# [Prompt]
Only lines with the string "JSON" matter here; gather them from the material below.

*** Block opens ***

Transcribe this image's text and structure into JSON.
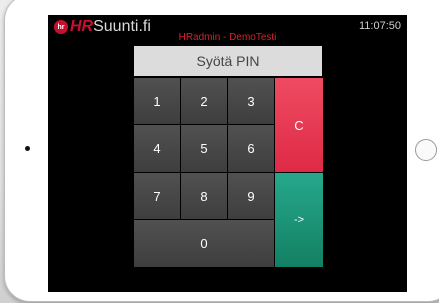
{
  "header": {
    "logo_mark": "hr",
    "logo_hr": "HR",
    "logo_rest": "Suunti.fi",
    "time": "11:07:50",
    "subtitle": "HRadmin - DemoTesti"
  },
  "pin": {
    "placeholder": "Syötä PIN"
  },
  "keypad": {
    "k1": "1",
    "k2": "2",
    "k3": "3",
    "k4": "4",
    "k5": "5",
    "k6": "6",
    "k7": "7",
    "k8": "8",
    "k9": "9",
    "k0": "0",
    "clear": "C",
    "enter": "->"
  },
  "colors": {
    "brand_red": "#c8102e",
    "clear_button": "#e8354e",
    "enter_button": "#1d937a",
    "key_gray": "#474747"
  }
}
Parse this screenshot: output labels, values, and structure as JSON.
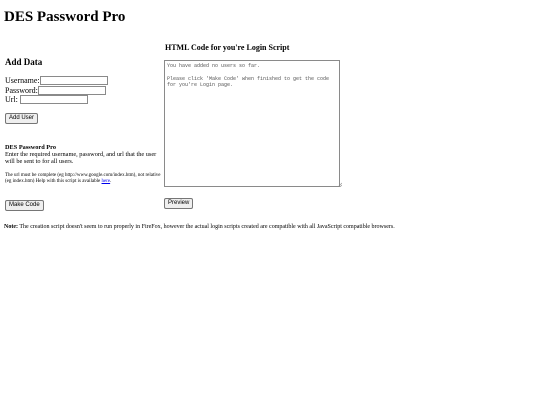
{
  "page": {
    "title": "DES Password Pro"
  },
  "add_data": {
    "heading": "Add Data",
    "username_label": "Username:",
    "password_label": "Password:",
    "url_label": "Url:",
    "username_value": "",
    "password_value": "",
    "url_value": "",
    "add_user_label": "Add User"
  },
  "info": {
    "title": "DES Password Pro",
    "text": "Enter the required username, password, and url that the user will be sent to for all users.",
    "note_text": "The url must be complete (eg http://www.google.com/index.htm), not relative (eg index.htm) Help with this script is available ",
    "note_link": "here",
    "note_end": ".",
    "make_code_label": "Make Code"
  },
  "code_panel": {
    "heading": "HTML Code for you're Login Script",
    "content": "You have added no users so far.\n\nPlease click 'Make Code' when finished to get the code for you're Login page.",
    "preview_label": "Preview"
  },
  "footer": {
    "note_label": "Note:",
    "note_text": " The creation script doesn't seem to run properly in FireFox, however the actual login scripts created are compatible with all JavaScript compatible browsers."
  }
}
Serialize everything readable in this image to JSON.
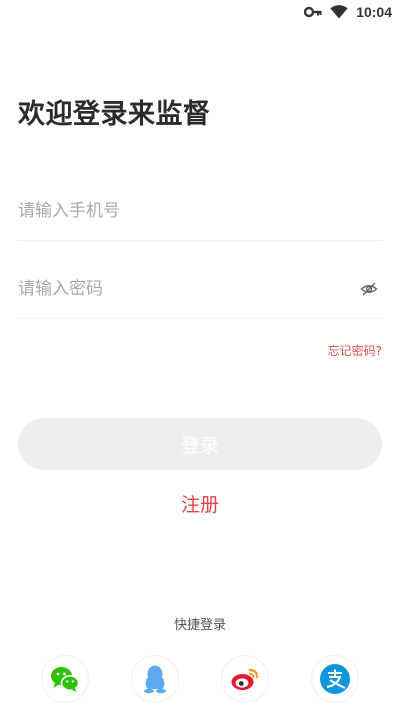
{
  "status_bar": {
    "time": "10:04",
    "icons": [
      "key-icon",
      "wifi-icon"
    ]
  },
  "title": "欢迎登录来监督",
  "phone_input": {
    "placeholder": "请输入手机号",
    "value": ""
  },
  "password_input": {
    "placeholder": "请输入密码",
    "value": "",
    "toggle_icon": "eye-hidden-icon"
  },
  "forgot_password": "忘记密码?",
  "login_button": "登录",
  "register_link": "注册",
  "quick_login": {
    "label": "快捷登录",
    "providers": [
      {
        "name": "wechat",
        "icon": "wechat-icon",
        "color": "#2dc100"
      },
      {
        "name": "qq",
        "icon": "qq-icon",
        "color": "#5eaaf0"
      },
      {
        "name": "weibo",
        "icon": "weibo-icon",
        "color": "#e6162d"
      },
      {
        "name": "alipay",
        "icon": "alipay-icon",
        "color": "#1296db"
      }
    ]
  },
  "colors": {
    "accent_red": "#e04545",
    "forgot_red": "#d9534f",
    "button_disabled_bg": "#eeeeee",
    "placeholder": "#a8a8a8",
    "title": "#2b2b2b"
  }
}
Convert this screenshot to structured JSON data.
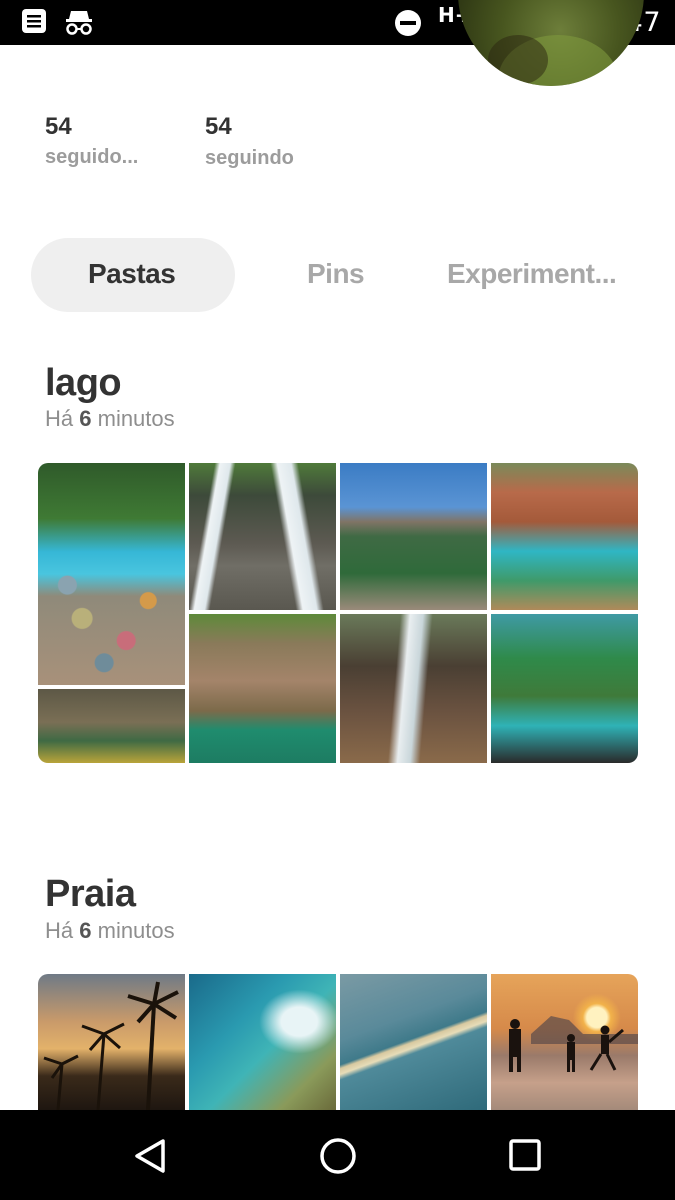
{
  "status_bar": {
    "time": "20:47",
    "network": "H+",
    "icons": [
      "notification-icon",
      "incognito-icon",
      "dnd-icon",
      "signal-icon",
      "signal-icon",
      "battery-charging-icon"
    ]
  },
  "profile": {
    "followers": {
      "count": "54",
      "label": "seguido..."
    },
    "following": {
      "count": "54",
      "label": "seguindo"
    }
  },
  "tabs": [
    {
      "label": "Pastas",
      "active": true
    },
    {
      "label": "Pins",
      "active": false
    },
    {
      "label": "Experiment...",
      "active": false
    }
  ],
  "boards": [
    {
      "title": "lago",
      "updated_prefix": "Há ",
      "updated_num": "6",
      "updated_suffix": " minutos"
    },
    {
      "title": "Praia",
      "updated_prefix": "Há ",
      "updated_num": "6",
      "updated_suffix": " minutos"
    }
  ],
  "colors": {
    "active_tab_bg": "#efefef",
    "text_dark": "#333333",
    "text_muted": "#9c9c9c"
  },
  "nav_bar": [
    "back-icon",
    "home-icon",
    "recents-icon"
  ]
}
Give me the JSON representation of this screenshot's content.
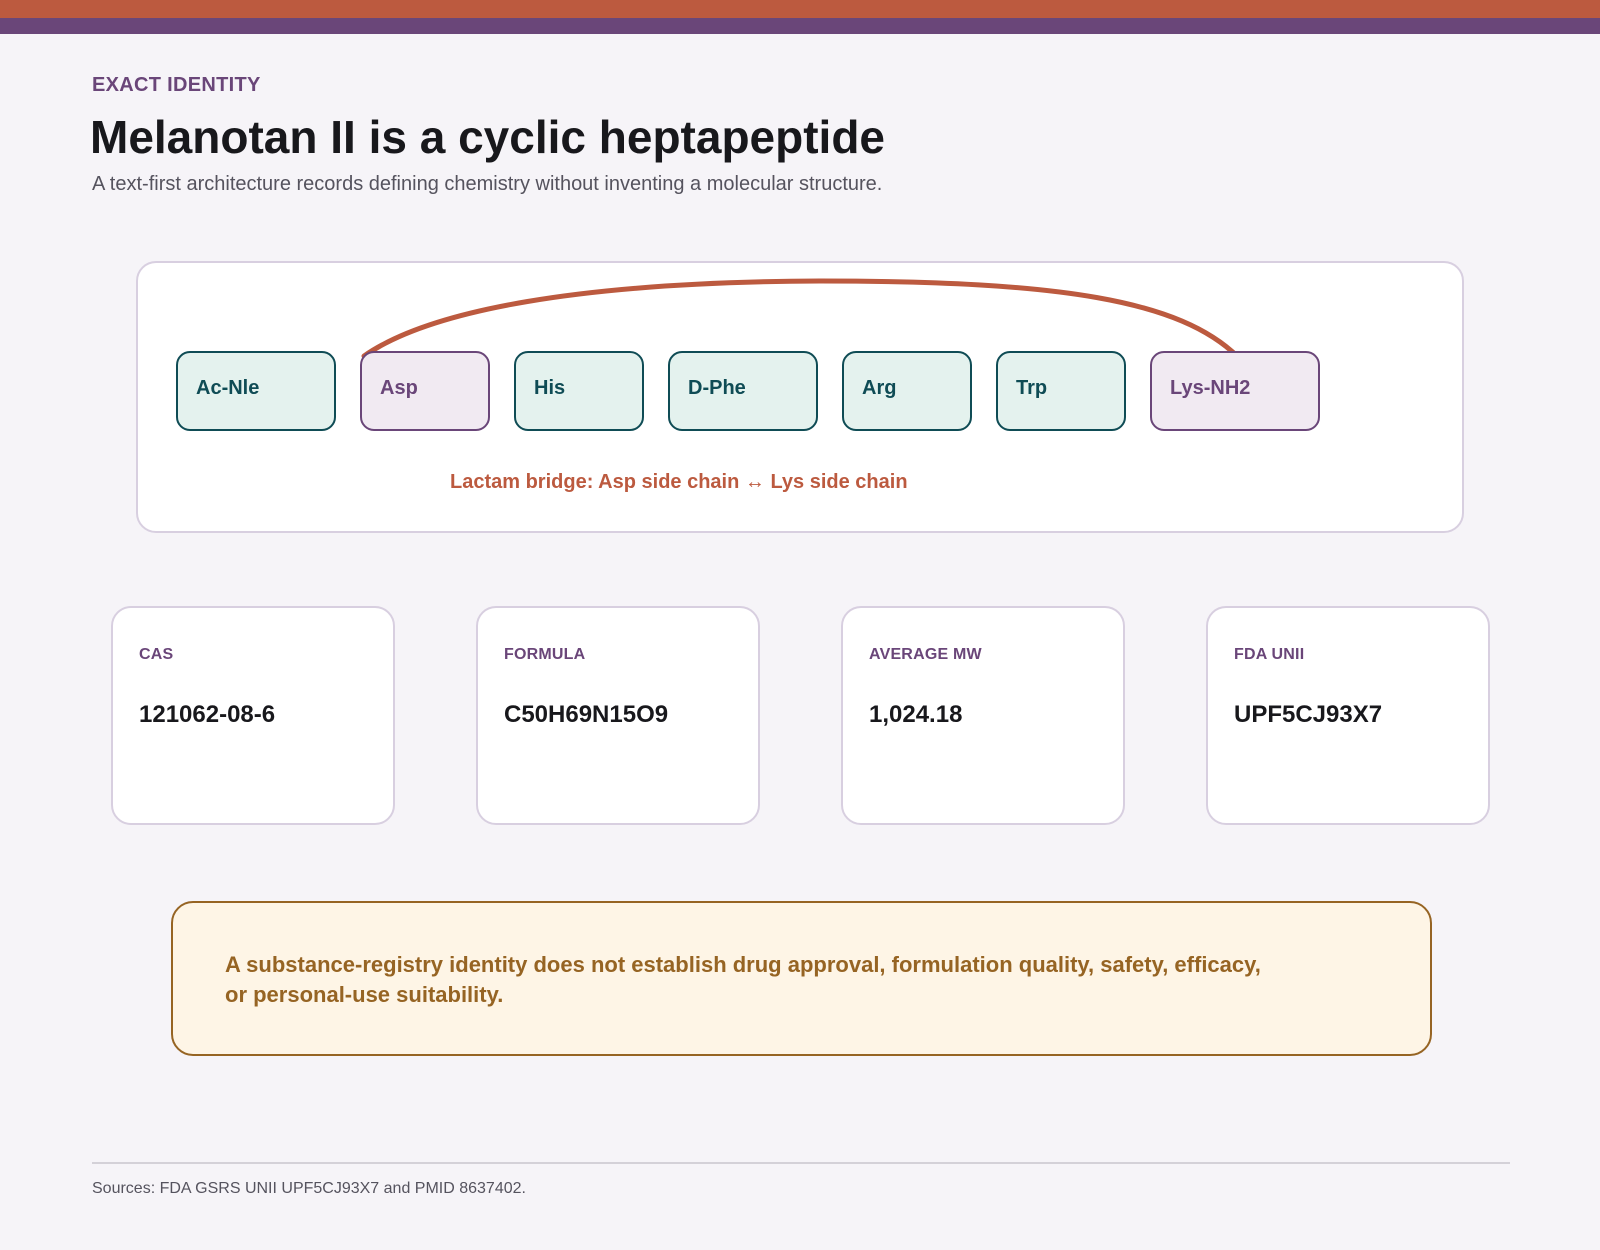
{
  "header": {
    "eyebrow": "EXACT IDENTITY",
    "title": "Melanotan II is a cyclic heptapeptide",
    "subtitle": "A text-first architecture records defining chemistry without inventing a molecular structure."
  },
  "sequence": {
    "residues": [
      {
        "label": "Ac-Nle",
        "style": "teal"
      },
      {
        "label": "Asp",
        "style": "purple"
      },
      {
        "label": "His",
        "style": "teal"
      },
      {
        "label": "D-Phe",
        "style": "teal"
      },
      {
        "label": "Arg",
        "style": "teal"
      },
      {
        "label": "Trp",
        "style": "teal"
      },
      {
        "label": "Lys-NH2",
        "style": "purple"
      }
    ],
    "bridge": {
      "from": "Asp",
      "to": "Lys-NH2",
      "label": "Lactam bridge: Asp side chain ↔ Lys side chain"
    }
  },
  "identity": {
    "cas": {
      "label": "CAS",
      "value": "121062-08-6"
    },
    "formula": {
      "label": "FORMULA",
      "value": "C50H69N15O9"
    },
    "mw": {
      "label": "AVERAGE MW",
      "value": "1,024.18"
    },
    "unii": {
      "label": "FDA UNII",
      "value": "UPF5CJ93X7"
    }
  },
  "notice": {
    "text": "A substance-registry identity does not establish drug approval, formulation quality, safety, efficacy, or personal-use suitability."
  },
  "footer": {
    "sources": "Sources: FDA GSRS UNII UPF5CJ93X7 and PMID 8637402."
  },
  "colors": {
    "accent_orange": "#bc5a3f",
    "accent_purple": "#6a4679",
    "teal": "#0f4c55",
    "teal_fill": "#e4f2ee",
    "purple_fill": "#f1eaf2",
    "warning_gold": "#966423",
    "warning_fill": "#fef5e6"
  }
}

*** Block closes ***

# [Answer box]
Transcribe this image's text and structure into JSON.
Parse this screenshot: output labels, values, and structure as JSON.
Serialize everything readable in this image to JSON.
Convert this screenshot to structured JSON data.
Give me the JSON representation of this screenshot's content.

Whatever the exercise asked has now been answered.